Lakers-Mavericks: 4.33 million viewers.

Bucks-Celtics: 6.03 million viewers.

Grizzlies-Warriors: 4.70 million viewers.

Suns-Nuggets: 2.49 million viewers.

That’s an average viewership of 21.88 million for the NFL, and 4.318 million for the NBA. The NFL drew an audience more than five times bigger than the NBA’s.

And remember -- the NBA games weren’t televised only on ESPN. ABC simulcast each and every one of them, in an obvious effort to boost the ratings.

What does this mean for the NFL and the Nielsen ratings of Christmas future? Look for the NFL to constantly find a way to fill the day, regardless of the day of the week on which it lands.

In 2023, it will be easy. Play a full slate of games on Sunday, December 24, and play three on Monday, December 25.

In 2024, it gets a little more complicated. Thanks to the leap year, Christmas nudges to Wednesday. How will the NFL manage the schedule to put games on a Wednesday? The best (and perhaps only) option would be to give the six Christmas teams the prior Sunday off, giving them a very late bye week -- but giving them basically two half-byes, with a 10-day break and then an 11-day break.

In 2025, Christmas lands on Thursday, just like Thanksgiving. In 2026, Friday. In 2027, Saturday. In 2028, Monday.

Given the performance of the NFL with the captive audience of Christmas, look for the NFL to find a way to keep stealing Christmas away from the NBA.

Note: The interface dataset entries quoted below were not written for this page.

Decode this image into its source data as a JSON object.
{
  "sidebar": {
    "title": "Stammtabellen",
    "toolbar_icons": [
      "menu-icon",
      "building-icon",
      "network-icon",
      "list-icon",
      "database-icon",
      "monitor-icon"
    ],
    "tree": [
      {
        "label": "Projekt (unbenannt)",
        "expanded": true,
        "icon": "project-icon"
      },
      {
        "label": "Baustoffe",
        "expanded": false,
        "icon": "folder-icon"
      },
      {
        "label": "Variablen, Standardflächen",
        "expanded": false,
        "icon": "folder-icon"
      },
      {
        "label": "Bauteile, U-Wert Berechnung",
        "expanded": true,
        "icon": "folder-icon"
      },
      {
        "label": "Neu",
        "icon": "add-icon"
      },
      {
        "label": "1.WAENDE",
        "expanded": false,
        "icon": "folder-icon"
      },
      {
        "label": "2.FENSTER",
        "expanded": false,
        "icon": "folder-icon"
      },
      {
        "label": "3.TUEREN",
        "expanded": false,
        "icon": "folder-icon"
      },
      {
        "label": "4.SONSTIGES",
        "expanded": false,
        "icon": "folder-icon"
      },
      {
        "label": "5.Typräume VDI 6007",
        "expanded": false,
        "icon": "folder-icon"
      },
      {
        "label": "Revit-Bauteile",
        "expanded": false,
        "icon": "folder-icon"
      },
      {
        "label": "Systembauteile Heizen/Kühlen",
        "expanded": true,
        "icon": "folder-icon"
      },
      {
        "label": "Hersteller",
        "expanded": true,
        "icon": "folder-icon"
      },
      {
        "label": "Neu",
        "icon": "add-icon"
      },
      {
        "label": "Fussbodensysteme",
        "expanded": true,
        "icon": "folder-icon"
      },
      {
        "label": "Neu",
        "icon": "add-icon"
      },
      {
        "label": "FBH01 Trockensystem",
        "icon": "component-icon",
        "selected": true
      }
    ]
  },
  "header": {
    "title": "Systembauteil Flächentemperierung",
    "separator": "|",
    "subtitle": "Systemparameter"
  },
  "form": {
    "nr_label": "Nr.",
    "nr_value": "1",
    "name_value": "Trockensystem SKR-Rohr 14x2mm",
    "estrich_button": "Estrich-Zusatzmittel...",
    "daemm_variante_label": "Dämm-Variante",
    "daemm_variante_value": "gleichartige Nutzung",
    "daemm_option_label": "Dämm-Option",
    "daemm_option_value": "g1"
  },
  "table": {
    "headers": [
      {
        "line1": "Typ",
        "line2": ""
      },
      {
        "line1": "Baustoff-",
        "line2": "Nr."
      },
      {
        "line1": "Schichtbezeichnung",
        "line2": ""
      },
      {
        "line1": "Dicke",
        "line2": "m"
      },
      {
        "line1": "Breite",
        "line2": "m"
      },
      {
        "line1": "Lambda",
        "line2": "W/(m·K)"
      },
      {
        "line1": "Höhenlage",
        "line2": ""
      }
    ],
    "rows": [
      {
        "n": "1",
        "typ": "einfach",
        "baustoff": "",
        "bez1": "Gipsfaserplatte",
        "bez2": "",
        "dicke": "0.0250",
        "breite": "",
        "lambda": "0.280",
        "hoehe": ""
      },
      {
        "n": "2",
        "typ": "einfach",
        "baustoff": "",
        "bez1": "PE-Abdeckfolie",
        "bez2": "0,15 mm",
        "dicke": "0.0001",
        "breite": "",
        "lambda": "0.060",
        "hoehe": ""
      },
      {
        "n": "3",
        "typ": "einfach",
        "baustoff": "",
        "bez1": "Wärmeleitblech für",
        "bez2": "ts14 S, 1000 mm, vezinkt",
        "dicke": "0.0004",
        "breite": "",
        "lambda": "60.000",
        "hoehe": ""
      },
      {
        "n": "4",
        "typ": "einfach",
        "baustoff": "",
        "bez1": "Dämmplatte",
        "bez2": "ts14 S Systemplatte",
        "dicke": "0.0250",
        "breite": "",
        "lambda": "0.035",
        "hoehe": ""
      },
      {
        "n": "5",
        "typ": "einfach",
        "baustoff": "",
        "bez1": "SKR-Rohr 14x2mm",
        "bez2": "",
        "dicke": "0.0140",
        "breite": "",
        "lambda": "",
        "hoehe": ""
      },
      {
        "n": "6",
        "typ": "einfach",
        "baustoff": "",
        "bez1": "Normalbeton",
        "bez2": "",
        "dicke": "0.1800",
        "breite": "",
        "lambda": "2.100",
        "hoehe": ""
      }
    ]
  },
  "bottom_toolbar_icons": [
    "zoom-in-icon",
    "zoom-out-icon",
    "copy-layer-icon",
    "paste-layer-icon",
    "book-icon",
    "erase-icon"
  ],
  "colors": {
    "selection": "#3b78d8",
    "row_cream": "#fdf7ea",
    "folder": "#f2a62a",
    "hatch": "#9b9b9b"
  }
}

And imagine how big the NFL’s numbers will be if/when the games are more entertaining than this year’s trio was.